His thesis had these papers:

1- Rapid bio-methanation of syngas in a reverse membrane bioreactor: Membrane encased microorganisms
2- Syngas Biomethanation in a Semi-Continuous Reverse Membrane Bioreactor (RMBR)
3- Effects of heavy metals and pH on the conversion of biomass to hydrogen via syngas fermentation
4- Protective effect of RMBR against syngas impurities
5- Floating Membrane Bioreactors with,High Gas Hold-Up for Syngas-to-Biomethane Conversion

Friday, October 25, 2019

PhD thesis: Membrane bioreactors for ethanol production

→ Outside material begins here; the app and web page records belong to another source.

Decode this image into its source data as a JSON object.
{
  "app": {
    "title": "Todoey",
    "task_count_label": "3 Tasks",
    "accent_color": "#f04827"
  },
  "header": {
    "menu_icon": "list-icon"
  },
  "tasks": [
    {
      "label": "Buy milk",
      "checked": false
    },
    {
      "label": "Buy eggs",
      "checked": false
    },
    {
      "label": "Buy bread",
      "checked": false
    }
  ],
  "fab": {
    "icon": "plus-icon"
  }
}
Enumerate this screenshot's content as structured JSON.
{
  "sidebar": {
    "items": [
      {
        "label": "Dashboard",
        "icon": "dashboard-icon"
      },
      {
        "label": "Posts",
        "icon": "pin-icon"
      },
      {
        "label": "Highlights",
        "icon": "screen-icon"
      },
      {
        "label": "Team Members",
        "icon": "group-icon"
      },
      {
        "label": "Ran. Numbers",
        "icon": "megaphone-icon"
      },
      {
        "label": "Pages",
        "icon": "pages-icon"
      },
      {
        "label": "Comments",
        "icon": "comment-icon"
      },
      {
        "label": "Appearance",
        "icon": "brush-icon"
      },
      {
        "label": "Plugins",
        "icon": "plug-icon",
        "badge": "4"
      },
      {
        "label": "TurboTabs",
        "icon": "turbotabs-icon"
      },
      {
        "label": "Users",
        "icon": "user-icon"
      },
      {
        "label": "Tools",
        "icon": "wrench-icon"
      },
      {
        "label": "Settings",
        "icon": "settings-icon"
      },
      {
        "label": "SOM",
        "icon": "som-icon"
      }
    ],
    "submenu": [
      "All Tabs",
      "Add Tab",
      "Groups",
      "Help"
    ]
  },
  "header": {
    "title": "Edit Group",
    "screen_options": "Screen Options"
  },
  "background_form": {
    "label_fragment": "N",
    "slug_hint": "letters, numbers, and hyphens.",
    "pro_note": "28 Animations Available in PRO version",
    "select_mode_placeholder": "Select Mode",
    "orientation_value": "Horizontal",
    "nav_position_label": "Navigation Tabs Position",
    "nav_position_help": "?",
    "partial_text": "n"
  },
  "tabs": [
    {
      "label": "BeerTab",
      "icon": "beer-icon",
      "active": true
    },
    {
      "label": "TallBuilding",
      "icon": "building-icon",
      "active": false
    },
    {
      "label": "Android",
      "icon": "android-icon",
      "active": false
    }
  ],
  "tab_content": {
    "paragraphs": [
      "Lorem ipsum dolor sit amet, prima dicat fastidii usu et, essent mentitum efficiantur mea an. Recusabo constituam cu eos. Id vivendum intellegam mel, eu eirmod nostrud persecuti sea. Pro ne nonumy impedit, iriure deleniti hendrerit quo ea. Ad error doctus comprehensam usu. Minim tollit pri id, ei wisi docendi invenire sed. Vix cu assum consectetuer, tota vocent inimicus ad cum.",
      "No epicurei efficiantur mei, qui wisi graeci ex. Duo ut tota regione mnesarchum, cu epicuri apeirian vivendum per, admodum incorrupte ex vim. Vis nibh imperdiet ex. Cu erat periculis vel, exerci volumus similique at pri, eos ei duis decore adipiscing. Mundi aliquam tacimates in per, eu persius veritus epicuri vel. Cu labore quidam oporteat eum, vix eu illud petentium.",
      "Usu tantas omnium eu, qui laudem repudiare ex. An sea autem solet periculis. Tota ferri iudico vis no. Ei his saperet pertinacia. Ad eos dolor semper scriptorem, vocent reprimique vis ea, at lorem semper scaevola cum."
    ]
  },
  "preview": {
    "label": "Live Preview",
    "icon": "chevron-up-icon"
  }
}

Membrane bioreactors (#MBR) are used so far mainly for wastewater treatment, where the reactors are fed with very diluted wastewater. The MBR provides high concentration of the bacteria to treat the wastewater faster in smaller vessels. However, the question is if we can use this technology to produce biofuels. This was the topic for Amir Mahboubi who developed MBRs for production of ethanol from lignocellulosic materials in his PhD thesis. He developed membrane processes that can handle high concentration of the material, high cell concentration, materials with bacterial contamination or even high inhibitors concentrations, where the process can run continuously in a stable condition. Today, Amir nailed his thesis that is about Immersed flat-sheet membrane bioreactors for lignocellulosic bioethanol production. He will defend his thesis on 18 Nov., and I wish him good luck.

The publications involved in his thesis are:

6-    Concentration-driven reverse membrane bioreactor for diffusion-based fermentation of highly inhibitory lignocellulosic hydrolysate


Thursday, February 21, 2019

PhD thesis: New plates and films from apple pomace and citrus wastes

Do you like orange or apple juice? Do you know while making those juices, half of the apple or orange weight is ended in the wastes? There are some research about these materials to convert it to e.g. ethanol or biogas. On the other hand, there is large global problem with plastics in the world.  Therefore, Veronika Batori tried to produce some replacement for plastics from citrus wastes and apple pomace, and she worked to make new materials and biofilms out of them in her PhD thesis that has title "Fruit wastes to biomaterials: Development of biofilms and 3D objects in a circular economy system". She published several papers is defending her thesis tomorrow. We wish her good luck!

The papers are about:

  1. Production of pectin-cellulose biofilms: A new approach for citrus waste recycling
  2. Synthesis and characterization of maleic anhydride-grafted orange waste for potential use in biocomposites
  3. Anaerobic degradation of bioplastics: a review
  4. The effect of glycerol, sugar and maleic anhydride on the mechanical properties of pectin-cellulose based biofilms produced from orange waste
  5. Development of Bio-Based Films and 3D Objects from Apple Pomace

Sunday, January 6, 2019

Flaring natural gas and producing biogas?

Russia, Iraq, Iran and USA flared (or just burned) natural gas in one year 19.9, 17.8, 17.7 and 9.5 billion m3, respectively. It means these four countries burned 2058 m3 natural gas every second. It results in 127 million tons of CO2 per year that goes to atmosphere and its energy content that is lost is 714 TWh or 61 million tones oil equivalent (mtoe). These numbers can be compared with the total energy production from biofuels and wastes in the world that is ca 132 mtoe after all the efforts in the world. It is a disappointing fact where politicians put political disputes before environmental disasters  and human life.